Yet even as we lay out a strategy for the long term, there are some things we can do right now. Today the President has asked me to announce an important enhancement of the Conservation Reserve Program. Effective immediately, we are increasing the incentives for landowners to enroll in state access programs, which should allow us in the next five years to make available seven million acres of CRP lands for hunting. (Applause.)
In addition, the President wants to build on the success of our wetlands restoration program. Just last week he committed the federal government to protecting, restoring, and improving an additional four million acres of wetlands over the next five years. (Applause.)
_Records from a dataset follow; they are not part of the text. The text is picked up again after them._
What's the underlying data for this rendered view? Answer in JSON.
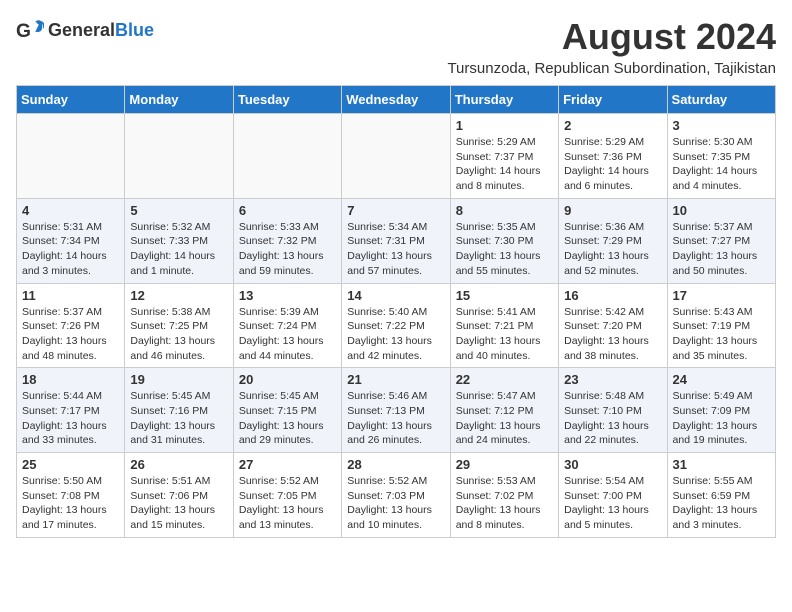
{
  "logo": {
    "general": "General",
    "blue": "Blue"
  },
  "title": {
    "month_year": "August 2024",
    "location": "Tursunzoda, Republican Subordination, Tajikistan"
  },
  "headers": [
    "Sunday",
    "Monday",
    "Tuesday",
    "Wednesday",
    "Thursday",
    "Friday",
    "Saturday"
  ],
  "weeks": [
    [
      {
        "day": "",
        "info": ""
      },
      {
        "day": "",
        "info": ""
      },
      {
        "day": "",
        "info": ""
      },
      {
        "day": "",
        "info": ""
      },
      {
        "day": "1",
        "info": "Sunrise: 5:29 AM\nSunset: 7:37 PM\nDaylight: 14 hours\nand 8 minutes."
      },
      {
        "day": "2",
        "info": "Sunrise: 5:29 AM\nSunset: 7:36 PM\nDaylight: 14 hours\nand 6 minutes."
      },
      {
        "day": "3",
        "info": "Sunrise: 5:30 AM\nSunset: 7:35 PM\nDaylight: 14 hours\nand 4 minutes."
      }
    ],
    [
      {
        "day": "4",
        "info": "Sunrise: 5:31 AM\nSunset: 7:34 PM\nDaylight: 14 hours\nand 3 minutes."
      },
      {
        "day": "5",
        "info": "Sunrise: 5:32 AM\nSunset: 7:33 PM\nDaylight: 14 hours\nand 1 minute."
      },
      {
        "day": "6",
        "info": "Sunrise: 5:33 AM\nSunset: 7:32 PM\nDaylight: 13 hours\nand 59 minutes."
      },
      {
        "day": "7",
        "info": "Sunrise: 5:34 AM\nSunset: 7:31 PM\nDaylight: 13 hours\nand 57 minutes."
      },
      {
        "day": "8",
        "info": "Sunrise: 5:35 AM\nSunset: 7:30 PM\nDaylight: 13 hours\nand 55 minutes."
      },
      {
        "day": "9",
        "info": "Sunrise: 5:36 AM\nSunset: 7:29 PM\nDaylight: 13 hours\nand 52 minutes."
      },
      {
        "day": "10",
        "info": "Sunrise: 5:37 AM\nSunset: 7:27 PM\nDaylight: 13 hours\nand 50 minutes."
      }
    ],
    [
      {
        "day": "11",
        "info": "Sunrise: 5:37 AM\nSunset: 7:26 PM\nDaylight: 13 hours\nand 48 minutes."
      },
      {
        "day": "12",
        "info": "Sunrise: 5:38 AM\nSunset: 7:25 PM\nDaylight: 13 hours\nand 46 minutes."
      },
      {
        "day": "13",
        "info": "Sunrise: 5:39 AM\nSunset: 7:24 PM\nDaylight: 13 hours\nand 44 minutes."
      },
      {
        "day": "14",
        "info": "Sunrise: 5:40 AM\nSunset: 7:22 PM\nDaylight: 13 hours\nand 42 minutes."
      },
      {
        "day": "15",
        "info": "Sunrise: 5:41 AM\nSunset: 7:21 PM\nDaylight: 13 hours\nand 40 minutes."
      },
      {
        "day": "16",
        "info": "Sunrise: 5:42 AM\nSunset: 7:20 PM\nDaylight: 13 hours\nand 38 minutes."
      },
      {
        "day": "17",
        "info": "Sunrise: 5:43 AM\nSunset: 7:19 PM\nDaylight: 13 hours\nand 35 minutes."
      }
    ],
    [
      {
        "day": "18",
        "info": "Sunrise: 5:44 AM\nSunset: 7:17 PM\nDaylight: 13 hours\nand 33 minutes."
      },
      {
        "day": "19",
        "info": "Sunrise: 5:45 AM\nSunset: 7:16 PM\nDaylight: 13 hours\nand 31 minutes."
      },
      {
        "day": "20",
        "info": "Sunrise: 5:45 AM\nSunset: 7:15 PM\nDaylight: 13 hours\nand 29 minutes."
      },
      {
        "day": "21",
        "info": "Sunrise: 5:46 AM\nSunset: 7:13 PM\nDaylight: 13 hours\nand 26 minutes."
      },
      {
        "day": "22",
        "info": "Sunrise: 5:47 AM\nSunset: 7:12 PM\nDaylight: 13 hours\nand 24 minutes."
      },
      {
        "day": "23",
        "info": "Sunrise: 5:48 AM\nSunset: 7:10 PM\nDaylight: 13 hours\nand 22 minutes."
      },
      {
        "day": "24",
        "info": "Sunrise: 5:49 AM\nSunset: 7:09 PM\nDaylight: 13 hours\nand 19 minutes."
      }
    ],
    [
      {
        "day": "25",
        "info": "Sunrise: 5:50 AM\nSunset: 7:08 PM\nDaylight: 13 hours\nand 17 minutes."
      },
      {
        "day": "26",
        "info": "Sunrise: 5:51 AM\nSunset: 7:06 PM\nDaylight: 13 hours\nand 15 minutes."
      },
      {
        "day": "27",
        "info": "Sunrise: 5:52 AM\nSunset: 7:05 PM\nDaylight: 13 hours\nand 13 minutes."
      },
      {
        "day": "28",
        "info": "Sunrise: 5:52 AM\nSunset: 7:03 PM\nDaylight: 13 hours\nand 10 minutes."
      },
      {
        "day": "29",
        "info": "Sunrise: 5:53 AM\nSunset: 7:02 PM\nDaylight: 13 hours\nand 8 minutes."
      },
      {
        "day": "30",
        "info": "Sunrise: 5:54 AM\nSunset: 7:00 PM\nDaylight: 13 hours\nand 5 minutes."
      },
      {
        "day": "31",
        "info": "Sunrise: 5:55 AM\nSunset: 6:59 PM\nDaylight: 13 hours\nand 3 minutes."
      }
    ]
  ]
}
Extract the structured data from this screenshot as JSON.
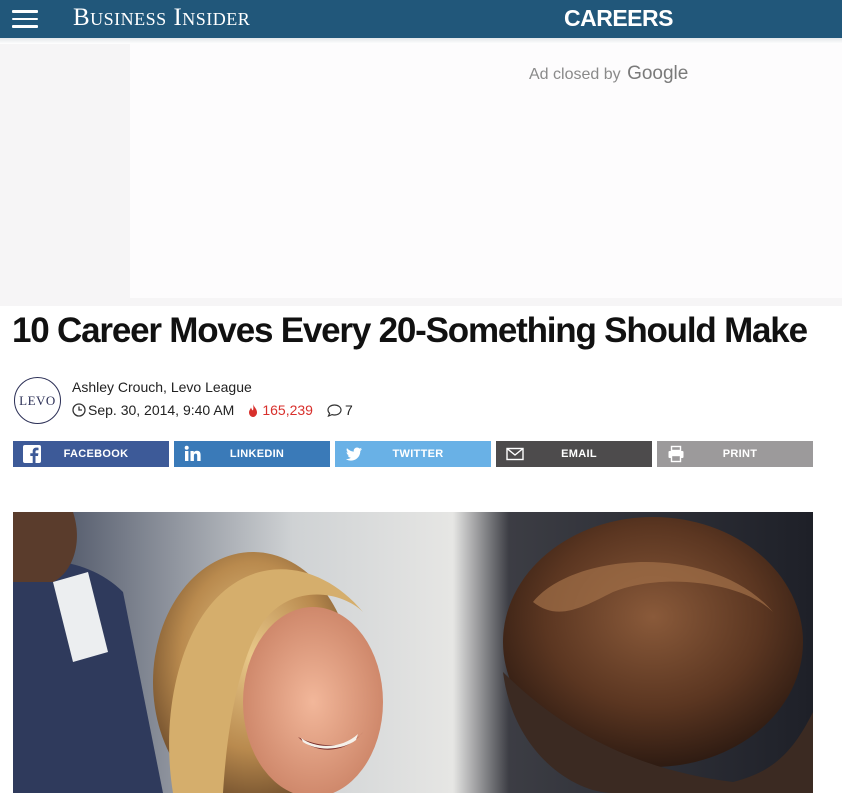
{
  "header": {
    "brand": "Business Insider",
    "section": "CAREERS",
    "menu_icon": "hamburger-menu-icon"
  },
  "ad": {
    "closed_text": "Ad closed by",
    "provider": "Google"
  },
  "article": {
    "headline": "10 Career Moves Every 20-Something Should Make",
    "author": "Ashley Crouch, Levo League",
    "publisher_logo_text": "LEVO",
    "date": "Sep. 30, 2014, 9:40 AM",
    "views": "165,239",
    "comments": "7"
  },
  "share": {
    "buttons": [
      {
        "label": "FACEBOOK",
        "icon": "facebook-icon",
        "color": "#3d5a98"
      },
      {
        "label": "LINKEDIN",
        "icon": "linkedin-icon",
        "color": "#3a7ab8"
      },
      {
        "label": "TWITTER",
        "icon": "twitter-icon",
        "color": "#69b1e6"
      },
      {
        "label": "EMAIL",
        "icon": "envelope-icon",
        "color": "#4d4b4c"
      },
      {
        "label": "PRINT",
        "icon": "printer-icon",
        "color": "#9c9a9b"
      }
    ]
  },
  "colors": {
    "header_bg": "#21577a",
    "views_red": "#d8302c"
  }
}
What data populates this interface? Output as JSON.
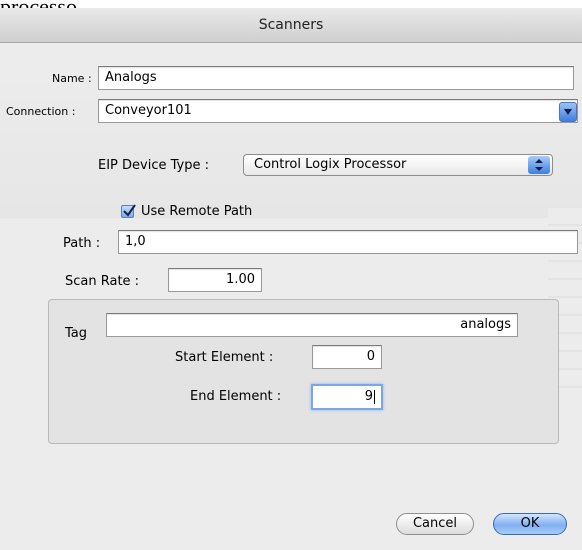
{
  "window": {
    "title": "Scanners",
    "background_text": "processo"
  },
  "form": {
    "name_label": "Name :",
    "name_value": "Analogs",
    "connection_label": "Connection :",
    "connection_value": "Conveyor101",
    "eip_label": "EIP Device Type :",
    "eip_value": "Control Logix Processor",
    "use_remote_path_label": "Use Remote Path",
    "use_remote_path_checked": true,
    "path_label": "Path :",
    "path_value": "1,0",
    "scan_rate_label": "Scan Rate :",
    "scan_rate_value": "1.00"
  },
  "group": {
    "tag_label": "Tag",
    "tag_value": "analogs",
    "start_label": "Start Element :",
    "start_value": "0",
    "end_label": "End Element :",
    "end_value": "9"
  },
  "buttons": {
    "cancel": "Cancel",
    "ok": "OK"
  },
  "colors": {
    "accent": "#3f7fe0",
    "focus_ring": "#7aa7e6",
    "dialog_bg": "#ececec"
  }
}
I'm also pleased to tell you that our administration is working to quickly finalize a memorandum of understanding with Western governors on energy exploration. Both Democrats and Republicans understand that this nation can produce more oil and gas — and we can do it in an environmentally responsible way. The President and I believe that a sound energy strategy must include opening up the Continental Shelf and the North Slope to safe, careful production. We have a responsibility to meet more of our own energy needs with American wells, American pipelines, and American refineries. The President has made this point repeatedly to the Congress. And now it's time for Congress to get off the dime and strengthen the nation's energy future.
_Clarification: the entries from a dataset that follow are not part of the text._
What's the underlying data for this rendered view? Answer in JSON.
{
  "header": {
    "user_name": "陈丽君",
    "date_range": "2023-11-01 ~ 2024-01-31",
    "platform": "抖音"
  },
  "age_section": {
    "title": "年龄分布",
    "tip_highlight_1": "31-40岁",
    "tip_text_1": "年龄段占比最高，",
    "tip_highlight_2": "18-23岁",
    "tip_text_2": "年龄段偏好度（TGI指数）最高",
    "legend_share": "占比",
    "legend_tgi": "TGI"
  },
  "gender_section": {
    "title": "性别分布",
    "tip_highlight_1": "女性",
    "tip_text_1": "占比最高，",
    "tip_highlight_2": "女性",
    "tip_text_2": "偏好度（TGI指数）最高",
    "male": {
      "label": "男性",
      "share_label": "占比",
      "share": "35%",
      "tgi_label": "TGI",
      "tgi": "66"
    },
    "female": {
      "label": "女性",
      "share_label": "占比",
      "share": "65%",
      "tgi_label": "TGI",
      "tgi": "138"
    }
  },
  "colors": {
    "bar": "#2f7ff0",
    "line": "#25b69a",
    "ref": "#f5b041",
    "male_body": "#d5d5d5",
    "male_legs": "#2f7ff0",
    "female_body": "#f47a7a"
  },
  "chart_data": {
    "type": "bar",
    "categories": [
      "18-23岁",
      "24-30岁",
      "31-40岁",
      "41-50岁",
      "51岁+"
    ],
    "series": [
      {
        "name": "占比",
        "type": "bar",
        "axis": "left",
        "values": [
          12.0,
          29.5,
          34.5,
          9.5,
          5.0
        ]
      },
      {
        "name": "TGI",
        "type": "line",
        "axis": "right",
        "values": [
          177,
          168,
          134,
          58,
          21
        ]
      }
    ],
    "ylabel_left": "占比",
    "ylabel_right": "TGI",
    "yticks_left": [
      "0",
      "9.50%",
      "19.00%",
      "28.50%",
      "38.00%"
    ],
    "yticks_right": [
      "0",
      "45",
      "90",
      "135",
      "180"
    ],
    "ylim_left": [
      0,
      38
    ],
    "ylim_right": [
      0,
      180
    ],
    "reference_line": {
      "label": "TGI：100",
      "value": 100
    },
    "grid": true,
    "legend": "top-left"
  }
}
The President is also asking Congress to strengthen and expand three important elements of our conservation policy. First, our conservation tax incentives have proven extremely effective. We should make these incentives a permanent part of the tax code, and expand them to include conservation donors who make their living in the hunting and fishing business. (Applause.)
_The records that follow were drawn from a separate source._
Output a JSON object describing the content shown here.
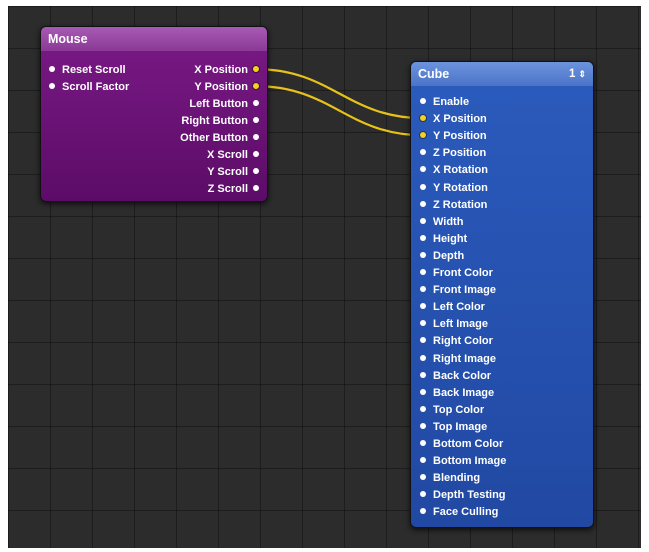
{
  "mouse_node": {
    "title": "Mouse",
    "inputs": [
      "Reset Scroll",
      "Scroll Factor"
    ],
    "outputs": [
      "X Position",
      "Y Position",
      "Left Button",
      "Right Button",
      "Other Button",
      "X Scroll",
      "Y Scroll",
      "Z Scroll"
    ]
  },
  "cube_node": {
    "title": "Cube",
    "instance_label": "1",
    "inputs": [
      "Enable",
      "X Position",
      "Y Position",
      "Z Position",
      "X Rotation",
      "Y Rotation",
      "Z Rotation",
      "Width",
      "Height",
      "Depth",
      "Front Color",
      "Front Image",
      "Left Color",
      "Left Image",
      "Right Color",
      "Right Image",
      "Back Color",
      "Back Image",
      "Top Color",
      "Top Image",
      "Bottom Color",
      "Bottom Image",
      "Blending",
      "Depth Testing",
      "Face Culling"
    ]
  },
  "connections": [
    {
      "from": "Mouse.X Position",
      "to": "Cube.X Position"
    },
    {
      "from": "Mouse.Y Position",
      "to": "Cube.Y Position"
    }
  ],
  "colors": {
    "canvas_bg": "#2c2c2c",
    "mouse_body": "#6c1478",
    "cube_body": "#2552b0",
    "wire": "#e6c21a",
    "active_port": "#f2d21a"
  }
}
Second, we've been impressed with the record of oil and gas pilot offices in the Bureau of Land Management ensuring our energy decisions properly account for wildlife and other conservation needs. These offices have done a fine job in bringing all the players together, getting everyone on the same page, gathering sound information, and making decisions in the public interest. That's pretty much the definition of good government — so we ought to keep those pilot offices in place.
Third, the Sporting Conservation Council, which we created in 2006, has proven itself to be an excellent source of insight and good judgment. Congress should formally authorize it for a ten-year term to help us carry out that ten-year plan. (Applause.)
In these eight years, ladies and gentlemen, we've upheld the duties of stewardship —- and we've left a good example for others to follow in the years to come. By fostering a spirit of respect and cooperation across the board, we've protected wildlife and habitats, gotten the forests and parks into better shape, and helped young Americans develop their own appreciation and sense of responsibility for the land and life around us.
One person who is doing his part is a gentleman named Lowell Baier. For the past 37 years, Lowell has brought together nonprofit groups and government officials to restore wildlife habitats and preserve our rich hunting heritage. He has preserved Teddy Roosevelt's Elkhorn Ranch, and he helped lead the effort to restore the North American Wild Sheep. He knows how to — how important it is for all citizens to help safeguard our nation's wildlife and scenic beauty. Lowell says, the work of conservation "is both an honor and a duty." He's right about that — and people like him are models of upright citizenship.
For myself and for the President, let me say that we'll always appreciate the advice and friendship of so many who are here this morning. We've been honored to have you as partners in protecting our nation's natural resources. Together, we've kept our focus on the future, we've kept the right priorities, and we've made wise choices. History will be the judge — and history, I believe, will say, job well done.
Thank you very much.